“(Students) are able to make connections between society and technology as a result of this course,” Zhu noted in Trowbridge’s nomination letter. “More specifically, students are able to recognize value creation and other societal impacts of technologies, several societal factors that influence engineering solutions and the need for applying multiple disciplines and perspectives when developing solutions for complex societal problems.”

James Collofello, vice dean for academic and student affairs and principal investigator for the ASU Kern Grant, says Trowbridge’s enhancements to GCSP and first-year courses are sustainable and institutionalized — enabling concepts of the entrepreneurial mindset and creating value for society to reach the more than 22,400 students in the Fulton Schools and more than 3,000 new students each year.

As part of the ASU Kern Grant, Trowbridge leads efforts to encourage entrepreneurial mindset development in GCSP students at ASU and across the country through educational opportunities for students, resources for faculty and connections with industry. She is leading the development of an entrepreneurial-mindset-focused “GCSP toolkit” that includes an open-access online Grand Challenges course and curricular modules, a Grand Challenges Speaker Series in partnership with the NAE, the GCSP Summer Immersion Program and an industry workshop focused on developing the value proposition of GCSP.

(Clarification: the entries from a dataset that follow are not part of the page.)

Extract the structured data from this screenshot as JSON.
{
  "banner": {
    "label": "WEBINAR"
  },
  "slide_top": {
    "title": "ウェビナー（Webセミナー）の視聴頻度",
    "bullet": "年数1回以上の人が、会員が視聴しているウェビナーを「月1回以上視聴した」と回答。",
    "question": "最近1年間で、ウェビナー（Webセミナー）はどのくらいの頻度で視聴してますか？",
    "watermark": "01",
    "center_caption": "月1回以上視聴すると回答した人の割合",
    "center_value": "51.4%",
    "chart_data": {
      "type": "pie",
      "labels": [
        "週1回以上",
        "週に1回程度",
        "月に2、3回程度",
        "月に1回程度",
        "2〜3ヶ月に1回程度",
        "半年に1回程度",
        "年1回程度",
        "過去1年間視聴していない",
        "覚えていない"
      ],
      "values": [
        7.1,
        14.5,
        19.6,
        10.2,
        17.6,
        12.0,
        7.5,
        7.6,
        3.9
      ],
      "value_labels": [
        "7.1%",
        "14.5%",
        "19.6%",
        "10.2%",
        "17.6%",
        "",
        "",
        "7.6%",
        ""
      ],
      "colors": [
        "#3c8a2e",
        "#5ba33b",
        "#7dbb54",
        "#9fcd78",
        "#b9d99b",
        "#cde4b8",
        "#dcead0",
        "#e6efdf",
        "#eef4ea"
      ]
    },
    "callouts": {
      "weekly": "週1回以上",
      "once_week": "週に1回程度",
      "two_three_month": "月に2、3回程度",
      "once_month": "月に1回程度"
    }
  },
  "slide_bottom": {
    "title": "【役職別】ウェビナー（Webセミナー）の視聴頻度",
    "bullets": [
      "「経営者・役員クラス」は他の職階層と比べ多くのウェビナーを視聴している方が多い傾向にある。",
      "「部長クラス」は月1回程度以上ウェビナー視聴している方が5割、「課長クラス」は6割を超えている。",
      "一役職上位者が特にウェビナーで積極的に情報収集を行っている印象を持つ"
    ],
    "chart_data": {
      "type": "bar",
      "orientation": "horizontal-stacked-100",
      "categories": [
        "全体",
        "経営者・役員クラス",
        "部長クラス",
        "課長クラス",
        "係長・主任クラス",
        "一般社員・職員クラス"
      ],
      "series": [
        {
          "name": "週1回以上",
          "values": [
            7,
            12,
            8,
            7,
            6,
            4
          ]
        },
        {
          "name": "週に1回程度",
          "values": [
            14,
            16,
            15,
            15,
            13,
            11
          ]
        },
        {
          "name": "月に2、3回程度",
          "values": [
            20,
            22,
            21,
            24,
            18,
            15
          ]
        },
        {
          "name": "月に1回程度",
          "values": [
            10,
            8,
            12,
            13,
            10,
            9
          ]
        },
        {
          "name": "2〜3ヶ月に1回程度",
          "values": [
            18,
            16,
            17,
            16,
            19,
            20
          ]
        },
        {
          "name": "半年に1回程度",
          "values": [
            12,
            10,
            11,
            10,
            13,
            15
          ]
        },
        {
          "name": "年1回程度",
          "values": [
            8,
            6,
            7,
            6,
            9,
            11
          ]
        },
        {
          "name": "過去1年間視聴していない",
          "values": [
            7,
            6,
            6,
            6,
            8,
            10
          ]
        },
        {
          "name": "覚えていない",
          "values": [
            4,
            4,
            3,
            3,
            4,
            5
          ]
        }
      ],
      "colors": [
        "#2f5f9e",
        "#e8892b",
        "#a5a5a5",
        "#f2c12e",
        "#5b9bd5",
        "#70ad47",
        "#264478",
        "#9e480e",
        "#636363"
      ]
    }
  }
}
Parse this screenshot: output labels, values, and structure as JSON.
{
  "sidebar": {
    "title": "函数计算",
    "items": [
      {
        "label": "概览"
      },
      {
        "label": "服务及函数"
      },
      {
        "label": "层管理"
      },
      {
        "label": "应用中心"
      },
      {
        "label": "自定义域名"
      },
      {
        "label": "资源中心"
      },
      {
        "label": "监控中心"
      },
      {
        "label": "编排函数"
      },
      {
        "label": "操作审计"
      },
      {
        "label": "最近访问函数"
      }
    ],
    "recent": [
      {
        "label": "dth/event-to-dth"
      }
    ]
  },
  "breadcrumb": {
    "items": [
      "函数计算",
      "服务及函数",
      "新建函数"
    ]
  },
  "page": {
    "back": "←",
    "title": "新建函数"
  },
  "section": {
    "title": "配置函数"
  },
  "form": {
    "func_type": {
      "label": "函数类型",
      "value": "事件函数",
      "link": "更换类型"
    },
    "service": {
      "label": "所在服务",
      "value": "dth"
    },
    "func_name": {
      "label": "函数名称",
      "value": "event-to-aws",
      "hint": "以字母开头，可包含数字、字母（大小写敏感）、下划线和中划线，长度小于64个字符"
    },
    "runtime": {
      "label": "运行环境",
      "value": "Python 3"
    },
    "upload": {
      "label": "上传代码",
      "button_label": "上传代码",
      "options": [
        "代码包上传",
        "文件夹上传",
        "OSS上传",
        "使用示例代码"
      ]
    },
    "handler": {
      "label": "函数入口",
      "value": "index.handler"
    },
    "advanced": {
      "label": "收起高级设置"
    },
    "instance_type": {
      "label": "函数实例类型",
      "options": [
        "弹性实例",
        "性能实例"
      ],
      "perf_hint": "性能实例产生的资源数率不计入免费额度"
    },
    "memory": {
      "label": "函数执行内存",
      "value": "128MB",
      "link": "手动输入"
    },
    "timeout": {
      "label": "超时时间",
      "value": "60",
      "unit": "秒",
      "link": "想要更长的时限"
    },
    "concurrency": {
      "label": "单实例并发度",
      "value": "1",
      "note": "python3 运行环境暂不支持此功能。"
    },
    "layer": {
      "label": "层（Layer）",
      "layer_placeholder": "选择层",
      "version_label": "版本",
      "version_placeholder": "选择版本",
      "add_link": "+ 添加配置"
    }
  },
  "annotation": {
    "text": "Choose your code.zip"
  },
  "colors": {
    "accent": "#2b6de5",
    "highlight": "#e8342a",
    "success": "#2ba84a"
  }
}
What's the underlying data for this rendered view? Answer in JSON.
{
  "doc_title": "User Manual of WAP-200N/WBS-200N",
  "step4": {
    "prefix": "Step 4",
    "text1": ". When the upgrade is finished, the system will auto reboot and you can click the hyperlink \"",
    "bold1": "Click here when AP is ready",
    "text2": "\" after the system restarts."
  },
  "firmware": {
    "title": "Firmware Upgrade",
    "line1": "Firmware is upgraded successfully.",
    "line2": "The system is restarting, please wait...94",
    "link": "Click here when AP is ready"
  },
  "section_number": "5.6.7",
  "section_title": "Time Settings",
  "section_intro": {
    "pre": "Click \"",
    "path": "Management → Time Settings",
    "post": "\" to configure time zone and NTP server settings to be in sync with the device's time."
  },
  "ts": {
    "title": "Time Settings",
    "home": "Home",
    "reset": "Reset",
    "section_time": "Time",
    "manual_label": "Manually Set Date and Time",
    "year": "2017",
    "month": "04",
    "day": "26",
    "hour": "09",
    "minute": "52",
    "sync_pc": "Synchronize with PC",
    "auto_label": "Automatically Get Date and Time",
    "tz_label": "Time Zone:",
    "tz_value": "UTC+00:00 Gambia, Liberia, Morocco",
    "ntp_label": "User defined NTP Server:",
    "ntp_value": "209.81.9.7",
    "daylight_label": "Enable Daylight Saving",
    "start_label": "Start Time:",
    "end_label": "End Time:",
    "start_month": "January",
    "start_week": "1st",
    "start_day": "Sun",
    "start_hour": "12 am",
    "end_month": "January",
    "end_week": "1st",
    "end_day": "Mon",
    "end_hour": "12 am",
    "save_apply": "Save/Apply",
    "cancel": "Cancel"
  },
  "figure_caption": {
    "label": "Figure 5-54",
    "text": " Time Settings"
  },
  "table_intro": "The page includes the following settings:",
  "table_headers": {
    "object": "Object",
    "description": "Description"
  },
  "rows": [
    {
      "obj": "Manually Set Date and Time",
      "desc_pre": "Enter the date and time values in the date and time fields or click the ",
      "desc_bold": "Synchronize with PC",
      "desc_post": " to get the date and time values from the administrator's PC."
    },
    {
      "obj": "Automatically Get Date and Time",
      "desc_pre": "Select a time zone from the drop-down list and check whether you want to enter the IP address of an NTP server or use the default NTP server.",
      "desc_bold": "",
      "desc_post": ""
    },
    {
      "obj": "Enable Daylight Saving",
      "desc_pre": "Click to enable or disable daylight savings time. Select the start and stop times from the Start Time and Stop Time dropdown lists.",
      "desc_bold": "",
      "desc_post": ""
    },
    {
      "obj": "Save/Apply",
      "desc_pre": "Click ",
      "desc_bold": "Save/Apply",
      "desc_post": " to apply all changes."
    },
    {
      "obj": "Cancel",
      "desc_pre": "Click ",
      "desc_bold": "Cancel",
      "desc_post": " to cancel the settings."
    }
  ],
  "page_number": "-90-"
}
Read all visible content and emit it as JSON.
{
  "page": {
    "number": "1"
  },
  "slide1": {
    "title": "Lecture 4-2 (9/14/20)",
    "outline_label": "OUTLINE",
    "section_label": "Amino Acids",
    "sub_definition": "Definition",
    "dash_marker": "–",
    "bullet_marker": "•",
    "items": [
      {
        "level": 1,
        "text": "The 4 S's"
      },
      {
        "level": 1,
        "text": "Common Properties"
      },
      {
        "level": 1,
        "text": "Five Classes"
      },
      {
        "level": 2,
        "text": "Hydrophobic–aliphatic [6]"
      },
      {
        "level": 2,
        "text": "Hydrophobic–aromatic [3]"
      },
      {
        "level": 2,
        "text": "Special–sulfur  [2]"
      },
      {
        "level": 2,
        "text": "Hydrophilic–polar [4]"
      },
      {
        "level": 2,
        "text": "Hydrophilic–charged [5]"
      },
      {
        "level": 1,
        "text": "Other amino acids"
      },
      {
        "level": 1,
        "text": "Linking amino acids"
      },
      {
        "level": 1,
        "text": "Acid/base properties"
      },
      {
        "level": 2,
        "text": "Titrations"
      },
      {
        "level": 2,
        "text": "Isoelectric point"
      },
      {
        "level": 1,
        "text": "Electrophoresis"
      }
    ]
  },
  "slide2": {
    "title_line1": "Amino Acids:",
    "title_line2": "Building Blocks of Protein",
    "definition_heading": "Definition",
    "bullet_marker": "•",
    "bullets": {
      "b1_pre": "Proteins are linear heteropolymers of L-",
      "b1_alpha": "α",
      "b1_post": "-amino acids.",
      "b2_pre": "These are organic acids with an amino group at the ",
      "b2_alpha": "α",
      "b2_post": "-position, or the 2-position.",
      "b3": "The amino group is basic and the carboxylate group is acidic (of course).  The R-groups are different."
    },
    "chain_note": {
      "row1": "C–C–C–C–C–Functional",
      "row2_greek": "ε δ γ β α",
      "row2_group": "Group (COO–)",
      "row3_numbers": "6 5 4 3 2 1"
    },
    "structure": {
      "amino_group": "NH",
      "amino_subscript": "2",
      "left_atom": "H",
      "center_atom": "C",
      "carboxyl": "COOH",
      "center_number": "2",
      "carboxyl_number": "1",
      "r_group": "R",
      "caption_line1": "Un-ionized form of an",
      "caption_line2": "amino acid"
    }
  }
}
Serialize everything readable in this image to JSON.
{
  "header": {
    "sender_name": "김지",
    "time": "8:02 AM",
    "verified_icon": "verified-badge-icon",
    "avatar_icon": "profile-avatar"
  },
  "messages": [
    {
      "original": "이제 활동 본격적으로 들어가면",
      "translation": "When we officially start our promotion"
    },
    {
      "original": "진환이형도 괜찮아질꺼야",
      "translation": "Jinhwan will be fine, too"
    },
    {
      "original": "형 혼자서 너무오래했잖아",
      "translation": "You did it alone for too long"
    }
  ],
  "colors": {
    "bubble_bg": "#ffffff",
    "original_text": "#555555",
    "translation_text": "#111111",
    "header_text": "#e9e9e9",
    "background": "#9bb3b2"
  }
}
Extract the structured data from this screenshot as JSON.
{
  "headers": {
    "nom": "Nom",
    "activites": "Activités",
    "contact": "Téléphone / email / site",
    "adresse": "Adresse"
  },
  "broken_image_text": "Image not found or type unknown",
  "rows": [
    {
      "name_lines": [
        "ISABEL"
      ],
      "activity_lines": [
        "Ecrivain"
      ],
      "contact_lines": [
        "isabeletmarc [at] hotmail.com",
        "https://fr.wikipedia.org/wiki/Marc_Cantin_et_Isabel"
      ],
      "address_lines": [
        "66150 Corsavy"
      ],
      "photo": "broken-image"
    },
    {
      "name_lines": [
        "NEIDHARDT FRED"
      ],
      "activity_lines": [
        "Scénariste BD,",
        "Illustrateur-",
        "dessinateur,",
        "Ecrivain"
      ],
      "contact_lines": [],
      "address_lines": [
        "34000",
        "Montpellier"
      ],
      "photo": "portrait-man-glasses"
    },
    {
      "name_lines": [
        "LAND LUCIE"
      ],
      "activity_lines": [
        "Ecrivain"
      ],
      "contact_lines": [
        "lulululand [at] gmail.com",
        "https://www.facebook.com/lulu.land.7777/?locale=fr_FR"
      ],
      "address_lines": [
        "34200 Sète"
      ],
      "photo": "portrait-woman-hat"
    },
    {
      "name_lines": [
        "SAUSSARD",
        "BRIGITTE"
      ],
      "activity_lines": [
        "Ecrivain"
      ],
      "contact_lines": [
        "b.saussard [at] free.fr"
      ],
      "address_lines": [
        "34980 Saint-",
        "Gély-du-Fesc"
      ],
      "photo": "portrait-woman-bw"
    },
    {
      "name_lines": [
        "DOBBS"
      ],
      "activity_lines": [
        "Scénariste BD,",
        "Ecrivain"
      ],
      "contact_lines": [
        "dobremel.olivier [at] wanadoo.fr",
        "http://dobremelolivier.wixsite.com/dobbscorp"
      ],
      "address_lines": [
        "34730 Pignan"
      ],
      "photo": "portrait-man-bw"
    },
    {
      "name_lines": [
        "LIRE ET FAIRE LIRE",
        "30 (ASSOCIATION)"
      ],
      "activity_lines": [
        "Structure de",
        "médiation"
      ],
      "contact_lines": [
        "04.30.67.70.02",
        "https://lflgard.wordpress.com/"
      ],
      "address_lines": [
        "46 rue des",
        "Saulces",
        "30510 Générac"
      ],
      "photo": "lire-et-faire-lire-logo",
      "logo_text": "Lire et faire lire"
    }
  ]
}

Trowbridge also uses the entrepreneurial mindset to improve her own teaching methods and to learn how to better serve her students. Drawing from the KEEN Integrating Curriculum with Entrepreneurial Mindset workshop she attended, Trowbridge brought the concept to ASU as a new type of faculty workshop. Trowbridge continually assesses her teaching approach. She considers her stakeholders and draws from her own experiences to develop valuable content, activities and lessons for students. This has allowed her to take a deeper look into how her classroom strategies can meet student needs. 

Trowbridge doesn’t keep all she’s learned through developing ASU programs and activities to herself and her home institution. She actively shares her successful strategies on, at KEEN national conferences and at NAE GCSP annual conferences. Her contributions to KEEN resources and GCSP strategies have been adopted by other institutions, widening the impact of her innovative approaches to implementing the entrepreneurial mindset.

She also noticed a potential connection between the KEEN network and the national GCSP program, which led to the formation of the KEEN GCSP subnet that has broadened participation and impact of both programs.

Trowbridge is still deciding how to use the KEEN Rising Star grant to further her efforts, but she says she’s excited about having the opportunity to explore additional ways to have a real impact on students’ mindsets.

“I plan to continue to help students to develop the interdisciplinary entrepreneurial mindset they need to work on challenges society faces today and create real value for people,” she said. “I’d like to provide opportunities that will enable students to explore, learn and continue their development as engineers within and outside the classroom.”

More Science and technology


Graphic depiction of a membrane ion channel.

Chilling discovery: Cold-sensing protein may pave the way for safer pain relief

For millions of people worldwide who live with chronic pain, the only treatments currently available often rely on opioids, which…

June 21, 2024
Person in a white lab coat and blue gloves handling lab equipment to research stem cell technology.

Harnessing benefits of stem cells for heart regeneration

Mehdi Nikkhah, an associate professor of biomedical engineering in the Ira A. Fulton Schools of Engineering at Arizona State…

June 21, 2024
Students seated at desks in a classroom listen to an unseen speaker.

Newly accredited ASU summer program opens up STEM opportunities for underrepresented students

It was Monday afternoon. Spotify was playing pop music in the background and the instructor stood behind a lectern wearing a…

June 20, 2024